19. Stick to the routine

Make sure your kitty still has a daily routine they can depend on. Cats, especially older animals, like a familiar, predictable daily pattern of events. So try to serve meals at the same time each day, and don’t move furniture around. Home should feel familiar and easily navigable to your cat, especially if their eyesight is going.

20. Do your research

Get to know the major health problems affecting older cats. These include diabetes, arthritis, kidney issues, constipation, and loss of hearing. If you can catch these problems early on, you may be able to lessen your cat's suffering and extend their life for years ahead. As ever, contact your vet or, if your pet insurance for older cats includes such a service, a 24-Hour Vet Helpline.

Our own article on common health issues in older cats gives you a useful introduction to some of the commoner complaints your moggy may face in old age.

21. Weight loss worries

Have you noticed your cat starting to look a little thinner than usual? Noticeable weight gain and weight loss can both be a cause of concern. The former can put your cat at greater risk of certain chronic diseases such as diabetes, while weight loss can be caused by conditions including hyperthyroidism and intestinal disease.

22. Know the signs of pain

Try to pick up on any signs of pain in your cat. This can be tricky, as cats are quite private animals and may often try to hide any pain, discomfort or illness from their owners. However, you may well be able to pick up on pain through other behaviours. As the cat health experts at Battersea explain, the common signs that something's not quite right include a reduction in movement, increased irritability and aggression, and making lots of noise like crying, hissing or meowing.

cat lying down with owner stroking its chin

23. Monitor their poop

Your cat's toileting, and what they are producing in the litter tray, can often give clues to any underlying health conditions. For example, if their stools have suddenly become softer, harder, or a different colour, it may be a sign that something has changed internally – a digestive problem, for example. In particular, hard stools can be a sign of constipation, which can become serious if not treated early on.

24. Don’t ignore their teeth

Any problems with teeth or gums might stop your cat eating, which in turn will cause bigger issues. Gingivitis, where the gums become inflamed, can be particularly painful for older cats and can stop them eating altogether. Tartar build-up is the main problem here. You could try brushing your cat’s teeth or changing their diet to help prevent plaque taking over.

25. Always consider quality of life

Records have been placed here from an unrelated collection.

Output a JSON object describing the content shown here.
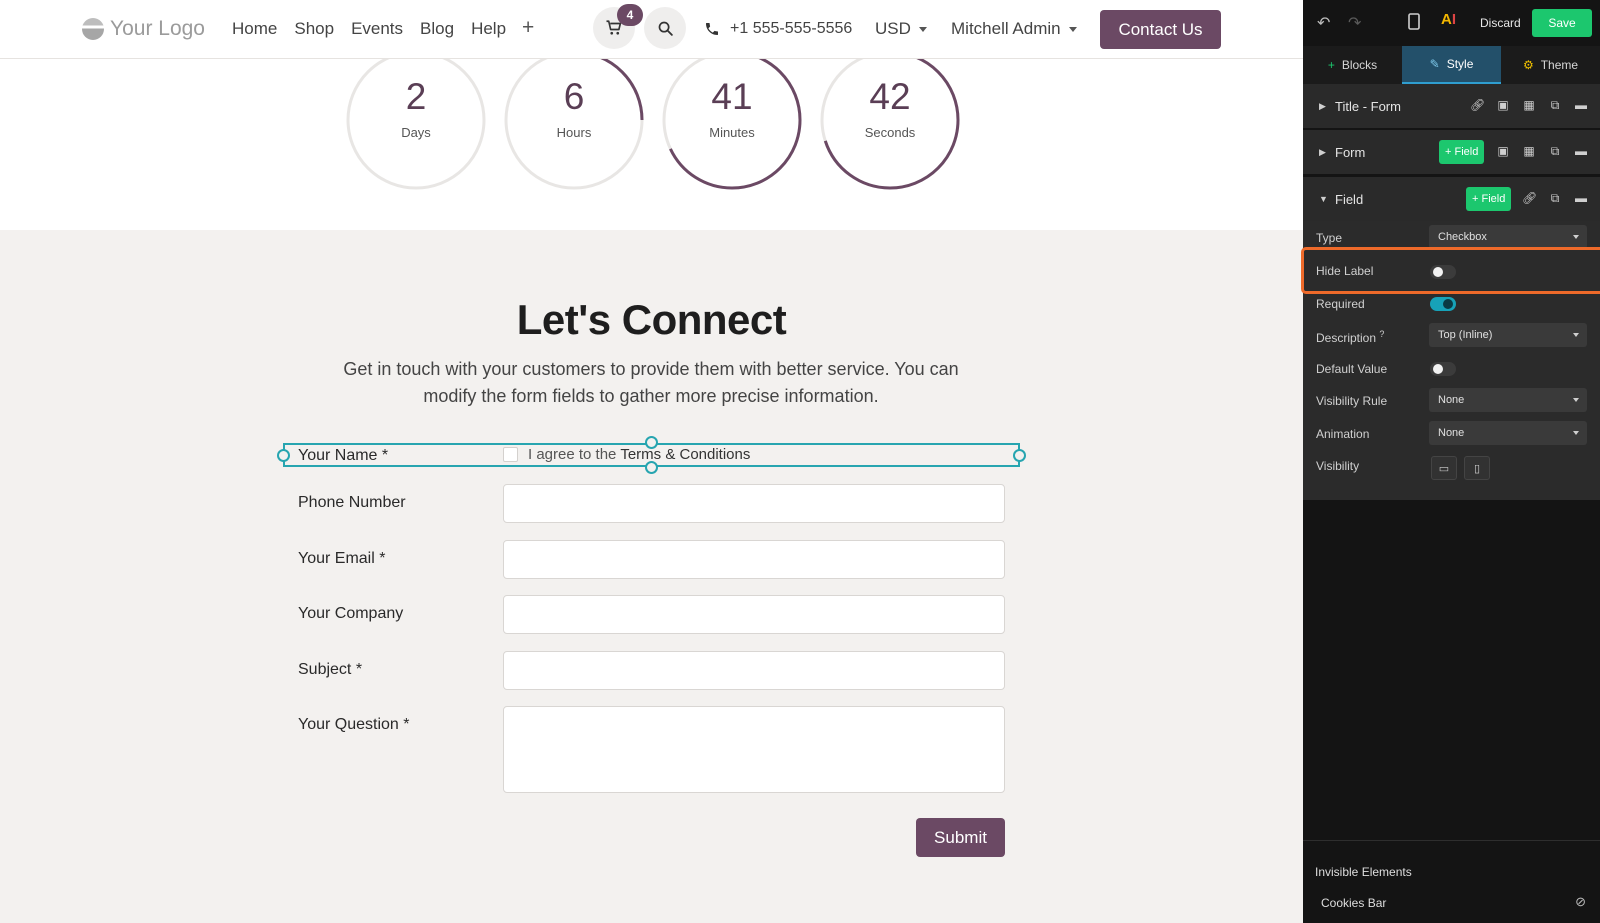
{
  "nav": {
    "logo_text": "Your Logo",
    "links": [
      "Home",
      "Shop",
      "Events",
      "Blog",
      "Help"
    ],
    "plus": "+",
    "cart_count": "4",
    "phone": "+1 555-555-5556",
    "currency": "USD",
    "user": "Mitchell Admin",
    "contact_label": "Contact Us"
  },
  "countdown": [
    {
      "value": "2",
      "unit": "Days",
      "progress": 0.0
    },
    {
      "value": "6",
      "unit": "Hours",
      "progress": 0.25
    },
    {
      "value": "41",
      "unit": "Minutes",
      "progress": 0.68
    },
    {
      "value": "42",
      "unit": "Seconds",
      "progress": 0.7
    }
  ],
  "form": {
    "heading": "Let's Connect",
    "subtitle": "Get in touch with your customers to provide them with better service. You can modify the form fields to gather more precise information.",
    "selected_label": "Your Name *",
    "agree_prefix": "I agree to the",
    "agree_terms": "Terms & Conditions",
    "fields": [
      {
        "label": "Phone Number"
      },
      {
        "label": "Your Email *"
      },
      {
        "label": "Your Company"
      },
      {
        "label": "Subject *"
      },
      {
        "label": "Your Question *"
      }
    ],
    "submit_label": "Submit"
  },
  "panel": {
    "discard": "Discard",
    "save": "Save",
    "tabs": [
      "Blocks",
      "Style",
      "Theme"
    ],
    "sections": {
      "title_form": "Title - Form",
      "form": "Form",
      "field": "Field",
      "add_field": "+ Field"
    },
    "options": {
      "type_label": "Type",
      "type_value": "Checkbox",
      "hide_label": "Hide Label",
      "hide_label_on": false,
      "required_label": "Required",
      "required_on": true,
      "description_label": "Description",
      "description_help": "?",
      "description_value": "Top (Inline)",
      "default_value_label": "Default Value",
      "default_value_on": false,
      "visibility_rule_label": "Visibility Rule",
      "visibility_rule_value": "None",
      "animation_label": "Animation",
      "animation_value": "None",
      "visibility_label": "Visibility"
    },
    "invisible": {
      "title": "Invisible Elements",
      "item": "Cookies Bar"
    }
  },
  "colors": {
    "brand": "#6b4964",
    "accent_teal": "#27a5b0",
    "save_green": "#1cc76e",
    "highlight_orange": "#ee6a2a"
  }
}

Occasionally, an older cat's health difficulties may be serious enough to warrant an operation. Advances in drugs and monitoring equipment mean that animal surgery is now safer than ever. However, there may be risks involved, and you should weigh these up – alongside the expense (minus whatever your pet insurance for older cats will contribute). Always base your decisions on whether the treatment will improve their quality, rather than the quantity, of life.


Enjoy life with your older cat

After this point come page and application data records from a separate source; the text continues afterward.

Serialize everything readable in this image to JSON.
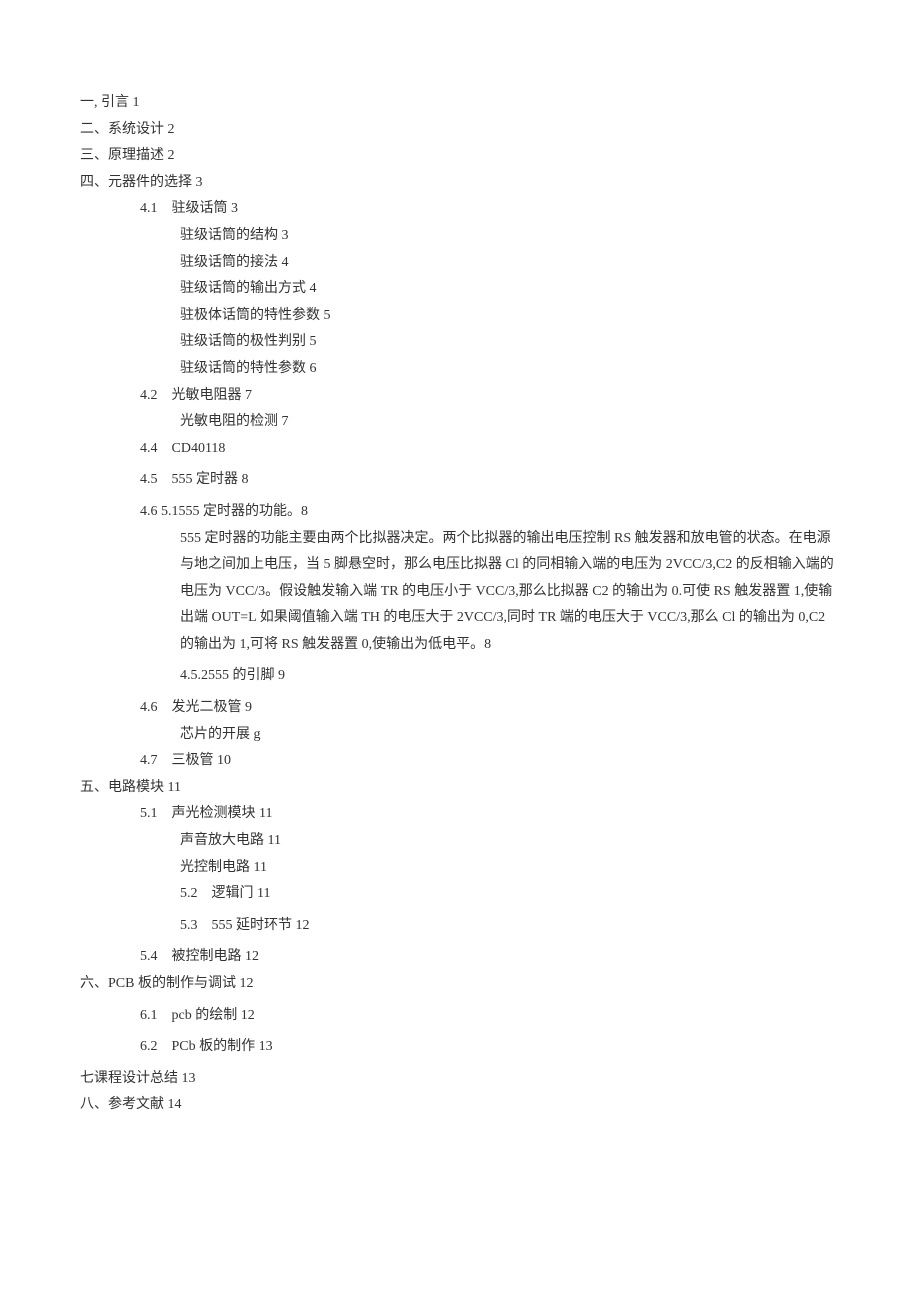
{
  "lines": [
    {
      "cls": "indent-0",
      "text": "一, 引言 1"
    },
    {
      "cls": "indent-0",
      "text": "二、系统设计 2"
    },
    {
      "cls": "indent-0",
      "text": "三、原理描述 2"
    },
    {
      "cls": "indent-0",
      "text": "四、元器件的选择 3"
    },
    {
      "cls": "indent-1",
      "text": "4.1　驻级话筒 3"
    },
    {
      "cls": "indent-2",
      "text": "驻级话筒的结构 3"
    },
    {
      "cls": "indent-2",
      "text": "驻级话筒的接法 4"
    },
    {
      "cls": "indent-2",
      "text": "驻级话筒的输出方式 4"
    },
    {
      "cls": "indent-2",
      "text": "驻极体话筒的特性参数 5"
    },
    {
      "cls": "indent-2",
      "text": "驻级话筒的极性判别 5"
    },
    {
      "cls": "indent-2",
      "text": "驻级话筒的特性参数 6"
    },
    {
      "cls": "indent-1",
      "text": "4.2　光敏电阻器 7"
    },
    {
      "cls": "indent-2",
      "text": "光敏电阻的检测 7"
    },
    {
      "cls": "indent-1",
      "text": "4.4　CD40118"
    },
    {
      "cls": "indent-1 gap",
      "text": "4.5　555 定时器 8"
    },
    {
      "cls": "indent-1 gap",
      "text": "4.6 5.1555 定时器的功能。8"
    },
    {
      "cls": "para",
      "text": "555 定时器的功能主要由两个比拟器决定。两个比拟器的输出电压控制 RS 触发器和放电管的状态。在电源与地之间加上电压，当 5 脚悬空时，那么电压比拟器 Cl 的同相输入端的电压为 2VCC/3,C2 的反相输入端的电压为 VCC/3。假设触发输入端 TR 的电压小于 VCC/3,那么比拟器 C2 的输出为 0.可使 RS 触发器置 1,使输出端 OUT=L 如果阈值输入端 TH 的电压大于 2VCC/3,同时 TR 端的电压大于 VCC/3,那么 Cl 的输出为 0,C2 的输出为 1,可将 RS 触发器置 0,使输出为低电平。8"
    },
    {
      "cls": "indent-2 gap",
      "text": "4.5.2555 的引脚 9"
    },
    {
      "cls": "indent-1 gap",
      "text": "4.6　发光二极管 9"
    },
    {
      "cls": "indent-2",
      "text": "芯片的开展 g"
    },
    {
      "cls": "indent-1",
      "text": "4.7　三极管 10"
    },
    {
      "cls": "indent-0",
      "text": "五、电路模块 11"
    },
    {
      "cls": "indent-1",
      "text": "5.1　声光检测模块 11"
    },
    {
      "cls": "indent-2",
      "text": "声音放大电路 11"
    },
    {
      "cls": "indent-2",
      "text": "光控制电路 11"
    },
    {
      "cls": "indent-2",
      "text": "5.2　逻辑门 11"
    },
    {
      "cls": "indent-2 gap",
      "text": "5.3　555 延时环节 12"
    },
    {
      "cls": "indent-1 gap",
      "text": "5.4　被控制电路 12"
    },
    {
      "cls": "indent-0",
      "text": "六、PCB 板的制作与调试 12"
    },
    {
      "cls": "indent-1 gap",
      "text": "6.1　pcb 的绘制 12"
    },
    {
      "cls": "indent-1 gap",
      "text": "6.2　PCb 板的制作 13"
    },
    {
      "cls": "indent-0 gap",
      "text": "七课程设计总结 13"
    },
    {
      "cls": "indent-0",
      "text": "八、参考文献 14"
    }
  ]
}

All being well, and with regular veterinary attention, your cat will live a long and happy life. What's more, senior cats can be among the most companionable animals, preferring to curl up in their owners' laps rather than haring around outside all day.

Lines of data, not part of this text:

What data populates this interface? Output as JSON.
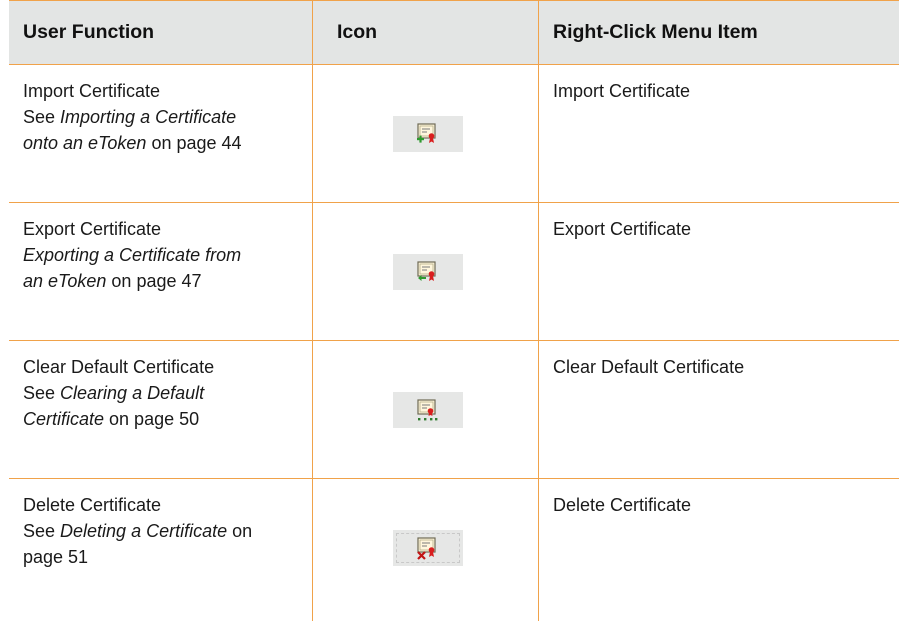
{
  "header": {
    "col1": "User Function",
    "col2": "Icon",
    "col3": "Right-Click Menu Item"
  },
  "rows": [
    {
      "function_title": "Import Certificate",
      "ref_prefix": "See ",
      "ref_italic": "Importing a Certificate onto an eToken",
      "ref_suffix": " on page 44",
      "icon": "import-certificate-icon",
      "menu_item": "Import Certificate"
    },
    {
      "function_title": "Export Certificate",
      "ref_prefix": "",
      "ref_italic": "Exporting a Certificate from an eToken",
      "ref_suffix": " on page 47",
      "icon": "export-certificate-icon",
      "menu_item": "Export Certificate"
    },
    {
      "function_title": "Clear Default Certificate",
      "ref_prefix": "See ",
      "ref_italic": "Clearing a Default Certificate",
      "ref_suffix": " on page 50",
      "icon": "clear-default-certificate-icon",
      "menu_item": "Clear Default Certificate"
    },
    {
      "function_title": "Delete Certificate",
      "ref_prefix": "See ",
      "ref_italic": "Deleting a Certificate",
      "ref_suffix": " on page 51",
      "icon": "delete-certificate-icon",
      "menu_item": "Delete Certificate"
    }
  ],
  "colors": {
    "rule": "#f0a24a",
    "header_bg": "#e3e5e4",
    "icon_bg": "#e6e7e6"
  }
}
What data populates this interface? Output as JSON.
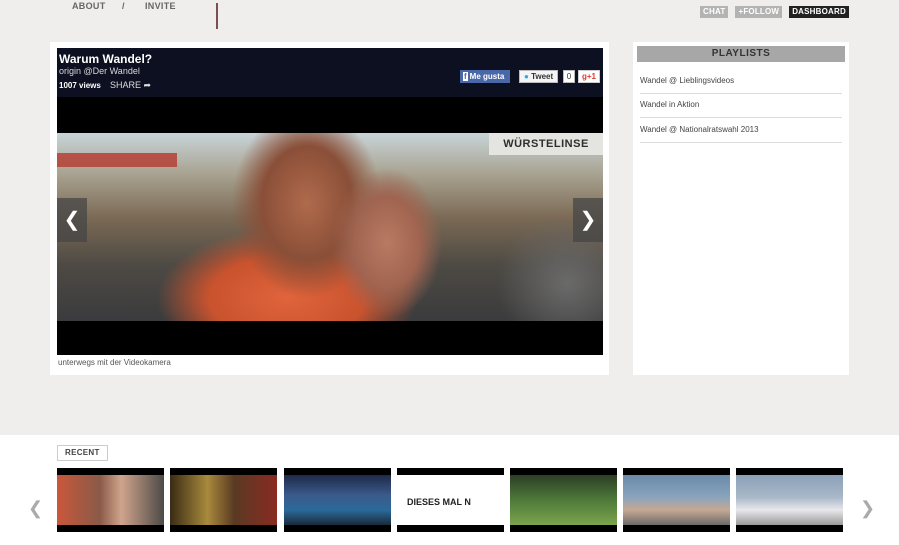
{
  "topnav": {
    "about": "ABOUT",
    "separator": "/",
    "invite": "INVITE"
  },
  "actions": {
    "chat": "CHAT",
    "follow": "+FOLLOW",
    "dashboard": "DASHBOARD"
  },
  "video": {
    "title": "Warum Wandel?",
    "origin": "origin @Der Wandel",
    "views": "1007 views",
    "share": "SHARE",
    "scene_sign": "WÜRSTELINSE",
    "caption": "unterwegs mit der Videokamera"
  },
  "social": {
    "like": "Me gusta",
    "tweet": "Tweet",
    "tweet_count": "0",
    "gplus": "g+1"
  },
  "playlists": {
    "title": "PLAYLISTS",
    "items": [
      "Wandel @ Lieblingsvideos",
      "Wandel in Aktion",
      "Wandel @ Nationalratswahl 2013"
    ]
  },
  "recent": {
    "label": "RECENT",
    "thumbnail_text": "DIESES MAL N"
  }
}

This time of your cat's life may feature some health concerns: they may also find it less easy to get around than they once did, and may struggle to eat and drink properly. However, this can also be a time of wonderful companionship. Make sure you enjoy your cat's senior years and shower them with love and affection.

Pet insurance for older cats – from Petwise

With seven levels of cover to choose from, our pet insurance for older cats can help you protect your furry friend when you need it most.

There’s no upper joining age limit, so even if your cat is getting on in years, we can still find them the protection they need.

Got a question about your pet’s health? Call the 24-Hour Vet Helpline and speak to a qualified veterinary professional to put your mind at rest.

Get a quote today.